Assignment ▸ From the entries below, copy every line that has the word "data".
______
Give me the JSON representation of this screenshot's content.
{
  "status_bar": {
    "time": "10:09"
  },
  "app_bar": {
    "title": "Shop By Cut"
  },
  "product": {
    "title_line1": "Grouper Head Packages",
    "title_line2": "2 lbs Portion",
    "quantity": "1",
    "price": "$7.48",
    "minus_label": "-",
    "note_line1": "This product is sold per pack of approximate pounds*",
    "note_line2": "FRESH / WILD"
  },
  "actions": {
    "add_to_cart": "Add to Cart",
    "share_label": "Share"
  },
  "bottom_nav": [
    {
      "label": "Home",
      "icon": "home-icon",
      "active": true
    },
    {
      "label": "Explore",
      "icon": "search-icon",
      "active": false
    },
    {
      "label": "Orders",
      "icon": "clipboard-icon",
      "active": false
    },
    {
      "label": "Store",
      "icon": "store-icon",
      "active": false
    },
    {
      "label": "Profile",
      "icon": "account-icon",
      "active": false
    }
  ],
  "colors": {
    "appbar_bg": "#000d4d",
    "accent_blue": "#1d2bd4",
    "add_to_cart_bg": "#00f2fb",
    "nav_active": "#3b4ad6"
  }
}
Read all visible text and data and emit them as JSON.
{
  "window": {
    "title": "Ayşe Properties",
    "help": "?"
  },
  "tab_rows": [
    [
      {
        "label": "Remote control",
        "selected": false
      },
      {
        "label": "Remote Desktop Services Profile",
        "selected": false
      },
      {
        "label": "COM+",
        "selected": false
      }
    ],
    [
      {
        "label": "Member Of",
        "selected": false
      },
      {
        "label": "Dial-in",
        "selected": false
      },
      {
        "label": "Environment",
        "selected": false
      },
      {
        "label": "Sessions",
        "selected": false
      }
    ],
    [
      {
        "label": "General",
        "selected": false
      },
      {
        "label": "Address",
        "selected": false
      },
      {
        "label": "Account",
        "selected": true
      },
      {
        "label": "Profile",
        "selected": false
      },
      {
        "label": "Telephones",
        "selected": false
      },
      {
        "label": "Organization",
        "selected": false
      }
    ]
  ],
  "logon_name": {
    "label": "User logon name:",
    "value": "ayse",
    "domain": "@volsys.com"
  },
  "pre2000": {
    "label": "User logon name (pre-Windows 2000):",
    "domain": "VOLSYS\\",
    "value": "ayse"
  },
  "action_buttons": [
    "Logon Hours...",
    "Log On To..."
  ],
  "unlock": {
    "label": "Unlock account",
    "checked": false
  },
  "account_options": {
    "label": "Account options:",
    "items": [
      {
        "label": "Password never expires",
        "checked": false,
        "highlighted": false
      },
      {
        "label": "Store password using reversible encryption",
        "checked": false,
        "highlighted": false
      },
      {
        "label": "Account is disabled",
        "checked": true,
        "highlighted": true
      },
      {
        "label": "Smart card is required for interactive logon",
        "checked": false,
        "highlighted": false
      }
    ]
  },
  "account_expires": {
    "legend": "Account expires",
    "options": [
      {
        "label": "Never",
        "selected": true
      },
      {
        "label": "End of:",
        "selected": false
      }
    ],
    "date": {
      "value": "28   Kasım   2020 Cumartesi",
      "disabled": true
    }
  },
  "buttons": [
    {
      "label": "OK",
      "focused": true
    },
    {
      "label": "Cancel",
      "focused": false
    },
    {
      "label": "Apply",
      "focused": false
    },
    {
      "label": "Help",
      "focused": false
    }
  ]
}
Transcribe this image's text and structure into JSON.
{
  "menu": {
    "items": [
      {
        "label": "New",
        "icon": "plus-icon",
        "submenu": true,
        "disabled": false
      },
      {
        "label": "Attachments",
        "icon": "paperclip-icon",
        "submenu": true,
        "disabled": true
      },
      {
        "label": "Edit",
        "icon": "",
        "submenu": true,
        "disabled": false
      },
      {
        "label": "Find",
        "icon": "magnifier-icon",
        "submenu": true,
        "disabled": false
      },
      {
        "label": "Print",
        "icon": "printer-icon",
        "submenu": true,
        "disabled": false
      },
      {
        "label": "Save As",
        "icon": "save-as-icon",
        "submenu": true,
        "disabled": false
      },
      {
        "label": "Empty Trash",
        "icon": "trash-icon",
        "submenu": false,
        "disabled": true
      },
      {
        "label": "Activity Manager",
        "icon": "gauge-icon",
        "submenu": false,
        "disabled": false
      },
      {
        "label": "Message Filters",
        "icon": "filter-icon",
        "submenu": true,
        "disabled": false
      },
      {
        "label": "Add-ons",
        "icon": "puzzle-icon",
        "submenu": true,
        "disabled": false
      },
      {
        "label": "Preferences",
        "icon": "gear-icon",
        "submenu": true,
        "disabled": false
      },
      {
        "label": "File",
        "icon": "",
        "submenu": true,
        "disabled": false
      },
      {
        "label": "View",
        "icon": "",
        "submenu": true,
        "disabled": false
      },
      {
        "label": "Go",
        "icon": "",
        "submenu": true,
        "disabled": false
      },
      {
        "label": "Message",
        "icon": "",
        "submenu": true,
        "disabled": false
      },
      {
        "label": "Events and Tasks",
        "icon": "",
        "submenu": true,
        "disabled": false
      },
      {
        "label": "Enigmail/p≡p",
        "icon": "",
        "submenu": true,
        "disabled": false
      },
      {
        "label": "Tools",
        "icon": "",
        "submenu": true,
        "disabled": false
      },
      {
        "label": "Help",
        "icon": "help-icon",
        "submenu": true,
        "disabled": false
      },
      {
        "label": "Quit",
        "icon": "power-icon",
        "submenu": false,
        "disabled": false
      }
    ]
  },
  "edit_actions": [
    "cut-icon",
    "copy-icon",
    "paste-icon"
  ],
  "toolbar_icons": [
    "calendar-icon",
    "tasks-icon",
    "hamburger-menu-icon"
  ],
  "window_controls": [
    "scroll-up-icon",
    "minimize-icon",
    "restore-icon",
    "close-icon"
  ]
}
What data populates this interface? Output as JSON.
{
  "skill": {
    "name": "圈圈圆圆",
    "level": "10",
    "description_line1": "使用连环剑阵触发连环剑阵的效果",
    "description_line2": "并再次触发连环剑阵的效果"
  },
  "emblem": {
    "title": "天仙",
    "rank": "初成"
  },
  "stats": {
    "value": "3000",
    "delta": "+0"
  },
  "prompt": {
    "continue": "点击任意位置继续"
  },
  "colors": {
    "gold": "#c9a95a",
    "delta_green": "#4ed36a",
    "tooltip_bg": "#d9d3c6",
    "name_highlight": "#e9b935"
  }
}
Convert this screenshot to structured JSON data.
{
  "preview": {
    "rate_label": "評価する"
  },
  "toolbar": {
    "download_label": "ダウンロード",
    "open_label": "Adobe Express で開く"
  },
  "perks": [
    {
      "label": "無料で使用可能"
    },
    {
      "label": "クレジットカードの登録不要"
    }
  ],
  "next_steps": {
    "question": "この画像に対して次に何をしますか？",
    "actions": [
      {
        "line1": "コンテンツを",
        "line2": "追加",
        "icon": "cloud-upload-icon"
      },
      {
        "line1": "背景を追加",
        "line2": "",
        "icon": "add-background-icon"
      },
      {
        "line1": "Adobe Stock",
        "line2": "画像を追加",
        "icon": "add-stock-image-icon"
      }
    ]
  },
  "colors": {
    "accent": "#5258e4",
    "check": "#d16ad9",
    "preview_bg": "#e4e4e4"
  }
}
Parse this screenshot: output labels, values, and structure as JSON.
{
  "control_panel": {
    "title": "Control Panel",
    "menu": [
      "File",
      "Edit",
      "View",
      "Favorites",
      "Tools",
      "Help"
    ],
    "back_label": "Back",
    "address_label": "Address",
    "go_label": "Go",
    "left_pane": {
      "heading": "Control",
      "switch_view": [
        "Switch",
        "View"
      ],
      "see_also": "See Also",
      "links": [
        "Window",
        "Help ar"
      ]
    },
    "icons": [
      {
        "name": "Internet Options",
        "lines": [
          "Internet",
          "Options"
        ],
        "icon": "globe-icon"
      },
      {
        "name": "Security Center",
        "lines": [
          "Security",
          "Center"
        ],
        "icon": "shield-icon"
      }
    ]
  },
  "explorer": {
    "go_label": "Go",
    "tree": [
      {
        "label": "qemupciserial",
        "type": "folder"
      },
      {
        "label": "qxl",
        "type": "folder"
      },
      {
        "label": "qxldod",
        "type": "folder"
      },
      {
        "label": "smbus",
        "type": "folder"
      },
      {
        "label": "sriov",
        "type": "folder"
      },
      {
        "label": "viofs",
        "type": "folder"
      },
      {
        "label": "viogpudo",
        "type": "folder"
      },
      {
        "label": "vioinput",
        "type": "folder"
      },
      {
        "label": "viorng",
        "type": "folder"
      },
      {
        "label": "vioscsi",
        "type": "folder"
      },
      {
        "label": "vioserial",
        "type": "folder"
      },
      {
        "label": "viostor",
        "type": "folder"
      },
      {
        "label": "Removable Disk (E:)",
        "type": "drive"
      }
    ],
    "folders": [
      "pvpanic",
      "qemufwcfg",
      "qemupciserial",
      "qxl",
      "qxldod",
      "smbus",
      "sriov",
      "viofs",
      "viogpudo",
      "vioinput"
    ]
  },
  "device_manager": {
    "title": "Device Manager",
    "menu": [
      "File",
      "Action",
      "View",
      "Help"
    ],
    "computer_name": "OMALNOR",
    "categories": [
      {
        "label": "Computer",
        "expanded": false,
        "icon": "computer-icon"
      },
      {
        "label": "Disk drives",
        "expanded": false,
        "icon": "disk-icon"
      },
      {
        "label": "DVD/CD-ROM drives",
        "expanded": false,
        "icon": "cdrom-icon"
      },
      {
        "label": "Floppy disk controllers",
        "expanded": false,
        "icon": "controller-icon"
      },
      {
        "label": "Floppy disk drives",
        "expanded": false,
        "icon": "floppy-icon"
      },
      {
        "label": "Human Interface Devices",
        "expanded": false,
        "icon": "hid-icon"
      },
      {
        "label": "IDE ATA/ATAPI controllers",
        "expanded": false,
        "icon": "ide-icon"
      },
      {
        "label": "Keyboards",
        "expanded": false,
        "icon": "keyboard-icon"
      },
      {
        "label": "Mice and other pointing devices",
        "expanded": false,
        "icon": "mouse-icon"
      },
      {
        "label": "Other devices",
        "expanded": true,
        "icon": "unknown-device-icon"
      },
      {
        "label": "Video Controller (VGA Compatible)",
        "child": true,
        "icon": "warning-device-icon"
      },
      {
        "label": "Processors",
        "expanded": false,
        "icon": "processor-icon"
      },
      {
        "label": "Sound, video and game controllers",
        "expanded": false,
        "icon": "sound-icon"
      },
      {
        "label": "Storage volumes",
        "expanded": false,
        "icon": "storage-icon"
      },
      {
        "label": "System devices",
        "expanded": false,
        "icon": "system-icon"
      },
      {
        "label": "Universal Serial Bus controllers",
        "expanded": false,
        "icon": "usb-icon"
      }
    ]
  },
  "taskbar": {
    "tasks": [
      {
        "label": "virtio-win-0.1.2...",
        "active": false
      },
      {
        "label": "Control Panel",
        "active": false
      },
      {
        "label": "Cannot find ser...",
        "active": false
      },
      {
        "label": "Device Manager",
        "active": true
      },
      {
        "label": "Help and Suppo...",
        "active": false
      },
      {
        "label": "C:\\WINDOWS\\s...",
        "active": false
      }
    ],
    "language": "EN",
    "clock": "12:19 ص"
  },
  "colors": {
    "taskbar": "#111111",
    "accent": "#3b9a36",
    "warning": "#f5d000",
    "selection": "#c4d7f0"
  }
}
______
Problem solution ▸
Read all visible text and data and emit them as JSON.
What data populates this interface? Output as JSON.
Convert this screenshot to structured JSON data.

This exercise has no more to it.